Where a line below includes the word "xbox", copy that line.

Start of Supplied information

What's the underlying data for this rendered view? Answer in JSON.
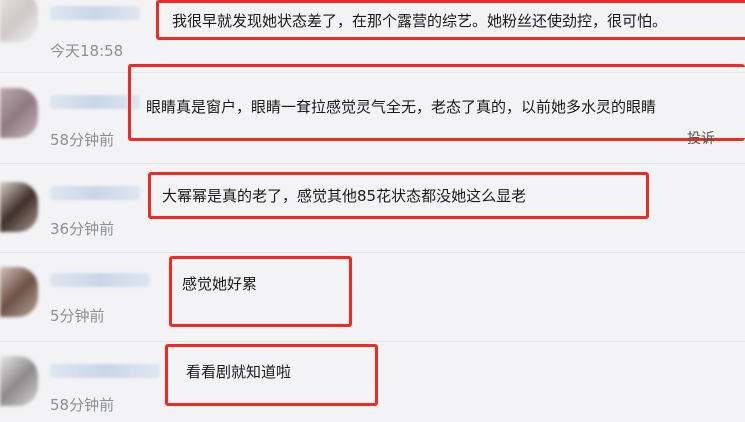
{
  "comments": [
    {
      "time": "今天18:58",
      "text": "我很早就发现她状态差了，在那个露营的综艺。她粉丝还使劲控，很可怕。"
    },
    {
      "time": "58分钟前",
      "text": "眼睛真是窗户，眼睛一耷拉感觉灵气全无，老态了真的，以前她多水灵的眼睛",
      "report": "投诉"
    },
    {
      "time": "36分钟前",
      "text": "大幂幂是真的老了，感觉其他85花状态都没她这么显老"
    },
    {
      "time": "5分钟前",
      "text": "感觉她好累"
    },
    {
      "time": "58分钟前",
      "text": "看看剧就知道啦"
    }
  ],
  "colors": {
    "highlight_box": "#ee2a24",
    "timestamp": "#8a8f99",
    "background": "#f3f3f5"
  }
}
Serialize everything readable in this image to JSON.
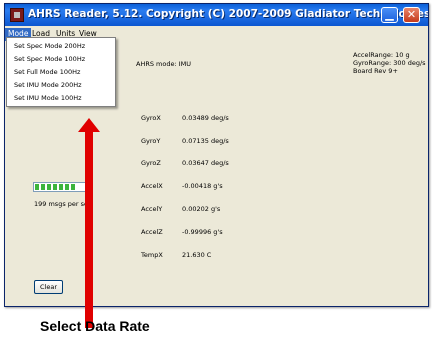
{
  "window": {
    "title": "AHRS Reader, 5.12.  Copyright (C) 2007-2009 Gladiator Technologies, Inc.",
    "minimize_glyph": "▁",
    "close_glyph": "✕"
  },
  "menu": {
    "items": [
      "Mode",
      "Load",
      "Units",
      "View"
    ],
    "active": "Mode"
  },
  "mode_dropdown": [
    "Set Spec Mode 200Hz",
    "Set Spec Mode 100Hz",
    "Set Full Mode 100Hz",
    "Set IMU Mode 200Hz",
    "Set IMU Mode 100Hz"
  ],
  "status": {
    "mode_text": "AHRS mode: IMU",
    "accel_range": "AccelRange:  10 g",
    "gyro_range": "GyroRange:  300 deg/s",
    "board_rev": "Board Rev 9+",
    "msgs_per_sec": "199  msgs per second"
  },
  "progress": {
    "fraction": 0.72
  },
  "readings": [
    {
      "label": "GyroX",
      "value": "0.03489  deg/s"
    },
    {
      "label": "GyroY",
      "value": "0.07135  deg/s"
    },
    {
      "label": "GyroZ",
      "value": "0.03647  deg/s"
    },
    {
      "label": "AccelX",
      "value": "-0.00418  g's"
    },
    {
      "label": "AccelY",
      "value": "0.00202  g's"
    },
    {
      "label": "AccelZ",
      "value": "-0.99996  g's"
    },
    {
      "label": "TempX",
      "value": "21.630  C"
    }
  ],
  "buttons": {
    "clear": "Clear"
  },
  "annotation": {
    "caption": "Select Data Rate",
    "arrow_color": "#e00000"
  }
}
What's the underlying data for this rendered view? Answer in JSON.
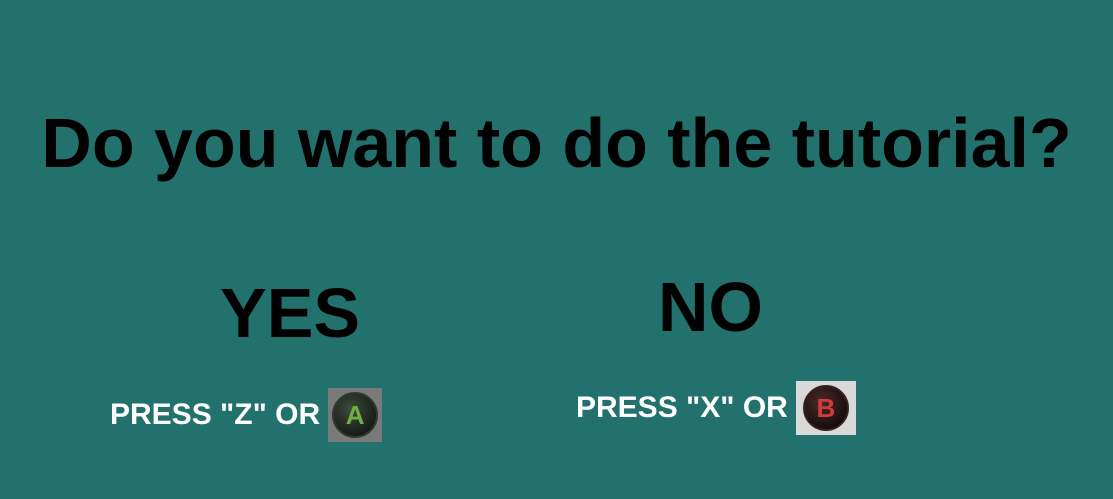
{
  "prompt": {
    "title": "Do you want to do the tutorial?"
  },
  "options": {
    "yes": {
      "label": "YES",
      "instruction": "PRESS \"Z\" OR",
      "button_letter": "A",
      "button_icon": "xbox-a-button-icon",
      "button_color": "#6fae3f"
    },
    "no": {
      "label": "NO",
      "instruction": "PRESS \"X\" OR",
      "button_letter": "B",
      "button_icon": "xbox-b-button-icon",
      "button_color": "#d23a3a"
    }
  },
  "colors": {
    "background": "#23716d",
    "title_text": "#000000",
    "instruction_text": "#ffffff"
  }
}
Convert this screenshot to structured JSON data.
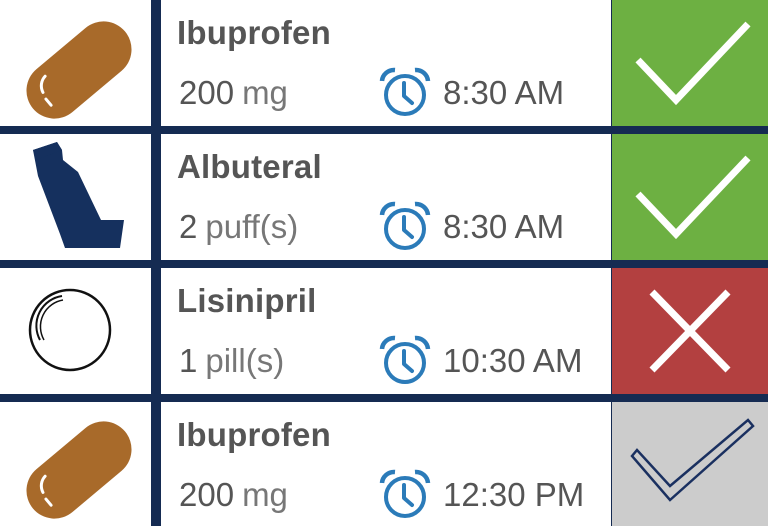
{
  "medications": [
    {
      "name": "Ibuprofen",
      "dose_amount": "200",
      "dose_unit": "mg",
      "time": "8:30 AM",
      "icon": "capsule-icon",
      "status": "taken",
      "status_icon": "checkmark-icon",
      "status_color": "#6db042"
    },
    {
      "name": "Albuteral",
      "dose_amount": "2",
      "dose_unit": "puff(s)",
      "time": "8:30 AM",
      "icon": "inhaler-icon",
      "status": "taken",
      "status_icon": "checkmark-icon",
      "status_color": "#6db042"
    },
    {
      "name": "Lisinipril",
      "dose_amount": "1",
      "dose_unit": "pill(s)",
      "time": "10:30 AM",
      "icon": "pill-icon",
      "status": "missed",
      "status_icon": "x-icon",
      "status_color": "#b34040"
    },
    {
      "name": "Ibuprofen",
      "dose_amount": "200",
      "dose_unit": "mg",
      "time": "12:30 PM",
      "icon": "capsule-icon",
      "status": "pending",
      "status_icon": "checkmark-outline-icon",
      "status_color": "#cccccc"
    }
  ],
  "colors": {
    "background": "#152b52",
    "capsule": "#a86a2a",
    "inhaler": "#15305e",
    "alarm": "#2b7bb9",
    "text": "#555555"
  }
}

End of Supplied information

* Answer to this problem
      "button_icon": "xbox-a-button-icon",
      "button_icon": "xbox-b-button-icon",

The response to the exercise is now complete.